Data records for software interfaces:
'''
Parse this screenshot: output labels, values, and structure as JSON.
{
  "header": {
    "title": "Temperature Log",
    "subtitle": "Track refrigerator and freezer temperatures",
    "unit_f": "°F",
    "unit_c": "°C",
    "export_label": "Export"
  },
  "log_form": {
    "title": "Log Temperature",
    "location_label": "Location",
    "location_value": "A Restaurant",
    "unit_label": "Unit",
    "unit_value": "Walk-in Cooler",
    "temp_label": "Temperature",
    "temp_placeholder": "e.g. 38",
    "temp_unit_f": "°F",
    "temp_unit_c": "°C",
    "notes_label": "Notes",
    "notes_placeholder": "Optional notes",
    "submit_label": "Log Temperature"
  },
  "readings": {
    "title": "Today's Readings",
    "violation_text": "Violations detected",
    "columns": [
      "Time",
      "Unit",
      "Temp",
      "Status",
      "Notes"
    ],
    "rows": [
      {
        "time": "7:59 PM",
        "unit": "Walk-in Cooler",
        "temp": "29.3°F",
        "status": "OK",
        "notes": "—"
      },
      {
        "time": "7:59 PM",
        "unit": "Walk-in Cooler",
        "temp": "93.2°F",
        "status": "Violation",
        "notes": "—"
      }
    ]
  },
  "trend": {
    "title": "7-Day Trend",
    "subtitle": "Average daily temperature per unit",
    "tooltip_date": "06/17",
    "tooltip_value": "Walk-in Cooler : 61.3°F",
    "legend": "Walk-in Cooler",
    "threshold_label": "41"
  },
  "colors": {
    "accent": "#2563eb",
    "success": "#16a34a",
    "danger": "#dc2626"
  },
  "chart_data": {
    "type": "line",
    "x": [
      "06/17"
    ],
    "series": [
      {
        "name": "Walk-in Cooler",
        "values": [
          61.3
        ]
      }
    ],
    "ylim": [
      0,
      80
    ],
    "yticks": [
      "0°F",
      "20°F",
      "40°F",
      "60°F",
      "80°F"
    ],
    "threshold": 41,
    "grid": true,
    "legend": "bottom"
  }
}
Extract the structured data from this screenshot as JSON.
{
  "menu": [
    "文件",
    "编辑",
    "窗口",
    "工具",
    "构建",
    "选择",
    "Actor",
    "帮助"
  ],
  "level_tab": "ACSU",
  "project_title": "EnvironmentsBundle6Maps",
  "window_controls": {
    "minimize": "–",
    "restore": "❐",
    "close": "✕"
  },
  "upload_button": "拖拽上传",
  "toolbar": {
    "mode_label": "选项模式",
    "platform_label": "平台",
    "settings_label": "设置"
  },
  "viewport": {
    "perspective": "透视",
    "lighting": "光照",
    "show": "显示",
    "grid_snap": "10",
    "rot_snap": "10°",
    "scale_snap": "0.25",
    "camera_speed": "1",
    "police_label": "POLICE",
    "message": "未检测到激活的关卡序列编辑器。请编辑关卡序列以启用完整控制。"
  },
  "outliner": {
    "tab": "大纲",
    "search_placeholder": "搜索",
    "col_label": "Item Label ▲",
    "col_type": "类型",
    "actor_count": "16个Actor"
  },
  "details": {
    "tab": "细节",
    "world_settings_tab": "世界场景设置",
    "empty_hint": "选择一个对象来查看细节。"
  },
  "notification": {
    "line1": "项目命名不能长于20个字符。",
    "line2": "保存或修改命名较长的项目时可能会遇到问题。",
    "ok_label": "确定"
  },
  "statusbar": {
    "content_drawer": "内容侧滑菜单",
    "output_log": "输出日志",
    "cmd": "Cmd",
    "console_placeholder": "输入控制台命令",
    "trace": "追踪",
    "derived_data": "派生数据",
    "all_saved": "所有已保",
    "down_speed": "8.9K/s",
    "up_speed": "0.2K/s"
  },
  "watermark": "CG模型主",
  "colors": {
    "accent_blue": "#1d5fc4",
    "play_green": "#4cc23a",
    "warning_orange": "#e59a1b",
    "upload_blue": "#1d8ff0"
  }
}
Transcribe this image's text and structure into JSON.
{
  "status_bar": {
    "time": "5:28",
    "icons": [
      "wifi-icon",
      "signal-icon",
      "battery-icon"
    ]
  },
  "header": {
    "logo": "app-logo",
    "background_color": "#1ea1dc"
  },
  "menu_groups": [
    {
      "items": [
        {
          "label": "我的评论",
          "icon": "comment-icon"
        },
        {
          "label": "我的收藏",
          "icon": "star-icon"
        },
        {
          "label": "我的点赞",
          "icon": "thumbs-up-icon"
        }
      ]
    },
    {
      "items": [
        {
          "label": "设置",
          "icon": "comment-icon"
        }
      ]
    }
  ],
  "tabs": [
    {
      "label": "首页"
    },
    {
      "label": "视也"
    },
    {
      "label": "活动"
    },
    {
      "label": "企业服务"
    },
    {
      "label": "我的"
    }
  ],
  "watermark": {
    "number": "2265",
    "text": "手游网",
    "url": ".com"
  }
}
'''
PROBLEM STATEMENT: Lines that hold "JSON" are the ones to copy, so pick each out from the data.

ANSWER TO THIS EXERCISE:
Parse this screenshot: output labels, values, and structure as JSON.
Extract the structured data from this screenshot as JSON.
Transcribe this image's text and structure into JSON.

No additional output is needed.